Description of the task: Every line that contains "Owned" must be located and copied from the data.

*** Information supplied ***

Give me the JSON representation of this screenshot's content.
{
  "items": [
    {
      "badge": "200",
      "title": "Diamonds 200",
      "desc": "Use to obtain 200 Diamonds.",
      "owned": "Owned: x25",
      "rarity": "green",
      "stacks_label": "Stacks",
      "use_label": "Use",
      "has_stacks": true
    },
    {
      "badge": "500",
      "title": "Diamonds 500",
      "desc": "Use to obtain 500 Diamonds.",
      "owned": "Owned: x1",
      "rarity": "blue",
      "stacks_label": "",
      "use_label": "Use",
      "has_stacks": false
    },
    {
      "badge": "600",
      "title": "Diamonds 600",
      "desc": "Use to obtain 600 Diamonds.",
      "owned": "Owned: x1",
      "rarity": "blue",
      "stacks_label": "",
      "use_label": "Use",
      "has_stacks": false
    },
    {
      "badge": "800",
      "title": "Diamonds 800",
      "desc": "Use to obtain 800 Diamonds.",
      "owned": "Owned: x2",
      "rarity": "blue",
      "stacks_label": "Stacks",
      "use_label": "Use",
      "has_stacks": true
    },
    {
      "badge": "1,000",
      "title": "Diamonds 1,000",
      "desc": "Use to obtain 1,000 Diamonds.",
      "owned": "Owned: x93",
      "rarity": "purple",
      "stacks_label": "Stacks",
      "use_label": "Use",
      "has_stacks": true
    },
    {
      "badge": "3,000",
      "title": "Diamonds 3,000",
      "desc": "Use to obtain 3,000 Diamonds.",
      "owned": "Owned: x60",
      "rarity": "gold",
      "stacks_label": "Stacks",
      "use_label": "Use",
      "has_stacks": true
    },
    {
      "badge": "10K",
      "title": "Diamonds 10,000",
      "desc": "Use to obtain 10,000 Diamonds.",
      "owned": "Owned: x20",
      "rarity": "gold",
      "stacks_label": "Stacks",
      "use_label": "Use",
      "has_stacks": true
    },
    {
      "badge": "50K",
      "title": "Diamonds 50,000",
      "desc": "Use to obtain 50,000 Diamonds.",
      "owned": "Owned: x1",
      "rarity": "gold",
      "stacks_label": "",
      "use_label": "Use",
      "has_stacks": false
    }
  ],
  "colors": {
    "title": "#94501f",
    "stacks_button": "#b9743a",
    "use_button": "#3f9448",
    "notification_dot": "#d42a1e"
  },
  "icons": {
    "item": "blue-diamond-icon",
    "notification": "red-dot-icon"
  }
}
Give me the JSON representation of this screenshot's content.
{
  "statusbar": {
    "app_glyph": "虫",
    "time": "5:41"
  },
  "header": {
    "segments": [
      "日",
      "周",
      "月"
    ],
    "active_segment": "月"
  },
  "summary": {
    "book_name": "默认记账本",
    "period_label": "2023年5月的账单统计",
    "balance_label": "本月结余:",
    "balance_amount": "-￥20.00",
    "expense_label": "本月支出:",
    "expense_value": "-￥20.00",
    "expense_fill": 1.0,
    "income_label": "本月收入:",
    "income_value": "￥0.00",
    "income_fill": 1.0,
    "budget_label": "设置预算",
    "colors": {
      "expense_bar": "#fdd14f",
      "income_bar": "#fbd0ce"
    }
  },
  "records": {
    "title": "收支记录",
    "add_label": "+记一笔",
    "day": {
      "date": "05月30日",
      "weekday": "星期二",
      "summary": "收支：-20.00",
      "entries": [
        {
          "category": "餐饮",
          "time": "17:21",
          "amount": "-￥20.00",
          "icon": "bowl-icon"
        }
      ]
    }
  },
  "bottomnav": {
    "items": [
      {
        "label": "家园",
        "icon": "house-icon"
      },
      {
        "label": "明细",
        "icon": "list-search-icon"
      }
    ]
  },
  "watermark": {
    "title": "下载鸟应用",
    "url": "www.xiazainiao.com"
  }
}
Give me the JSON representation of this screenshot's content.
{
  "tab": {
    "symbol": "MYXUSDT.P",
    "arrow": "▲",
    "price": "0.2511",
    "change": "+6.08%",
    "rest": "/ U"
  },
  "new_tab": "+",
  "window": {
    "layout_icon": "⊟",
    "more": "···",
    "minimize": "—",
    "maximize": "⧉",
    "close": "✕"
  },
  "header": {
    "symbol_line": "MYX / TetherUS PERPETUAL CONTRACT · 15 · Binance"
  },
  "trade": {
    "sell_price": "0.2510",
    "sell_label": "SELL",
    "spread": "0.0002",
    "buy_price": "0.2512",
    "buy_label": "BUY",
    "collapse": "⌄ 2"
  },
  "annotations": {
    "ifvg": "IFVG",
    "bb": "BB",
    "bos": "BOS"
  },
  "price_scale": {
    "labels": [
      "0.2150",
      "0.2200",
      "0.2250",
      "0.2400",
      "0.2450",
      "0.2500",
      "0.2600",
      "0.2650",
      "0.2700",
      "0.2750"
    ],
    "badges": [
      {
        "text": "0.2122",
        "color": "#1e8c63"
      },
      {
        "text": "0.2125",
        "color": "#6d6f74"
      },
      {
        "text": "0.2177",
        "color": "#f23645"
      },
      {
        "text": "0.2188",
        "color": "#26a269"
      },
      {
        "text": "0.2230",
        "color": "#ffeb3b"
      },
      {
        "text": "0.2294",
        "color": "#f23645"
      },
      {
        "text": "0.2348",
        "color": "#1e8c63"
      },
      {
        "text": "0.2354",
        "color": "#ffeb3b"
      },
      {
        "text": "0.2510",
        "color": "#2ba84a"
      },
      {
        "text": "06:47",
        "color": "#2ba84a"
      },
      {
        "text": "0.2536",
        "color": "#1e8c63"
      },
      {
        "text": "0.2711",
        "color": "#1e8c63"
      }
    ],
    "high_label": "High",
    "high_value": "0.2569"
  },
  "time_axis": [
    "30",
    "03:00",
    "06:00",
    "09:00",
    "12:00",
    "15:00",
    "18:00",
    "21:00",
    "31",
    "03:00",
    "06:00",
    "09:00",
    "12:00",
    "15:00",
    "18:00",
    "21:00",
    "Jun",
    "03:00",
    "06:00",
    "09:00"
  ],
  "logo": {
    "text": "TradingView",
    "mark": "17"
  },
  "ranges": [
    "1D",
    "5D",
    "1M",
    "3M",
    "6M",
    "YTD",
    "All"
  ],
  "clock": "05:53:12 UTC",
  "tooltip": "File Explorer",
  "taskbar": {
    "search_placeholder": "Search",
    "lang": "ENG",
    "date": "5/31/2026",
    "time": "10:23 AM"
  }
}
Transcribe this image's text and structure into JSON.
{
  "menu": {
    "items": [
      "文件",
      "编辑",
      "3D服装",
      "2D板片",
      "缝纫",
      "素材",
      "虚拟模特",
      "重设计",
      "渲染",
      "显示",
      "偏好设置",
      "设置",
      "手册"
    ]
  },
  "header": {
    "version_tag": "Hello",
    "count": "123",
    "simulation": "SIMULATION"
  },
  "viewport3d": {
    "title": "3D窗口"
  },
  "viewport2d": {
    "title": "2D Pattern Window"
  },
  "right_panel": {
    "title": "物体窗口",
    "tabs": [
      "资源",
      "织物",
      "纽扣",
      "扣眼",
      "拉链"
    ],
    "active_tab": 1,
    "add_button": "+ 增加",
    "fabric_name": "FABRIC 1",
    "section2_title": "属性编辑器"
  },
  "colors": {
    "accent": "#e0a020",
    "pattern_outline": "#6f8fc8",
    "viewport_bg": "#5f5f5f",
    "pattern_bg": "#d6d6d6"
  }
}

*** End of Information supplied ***

Your solution:
      "owned": "Owned: x25",
      "owned": "Owned: x1",
      "owned": "Owned: x1",
      "owned": "Owned: x2",
      "owned": "Owned: x93",
      "owned": "Owned: x60",
      "owned": "Owned: x20",
      "owned": "Owned: x1",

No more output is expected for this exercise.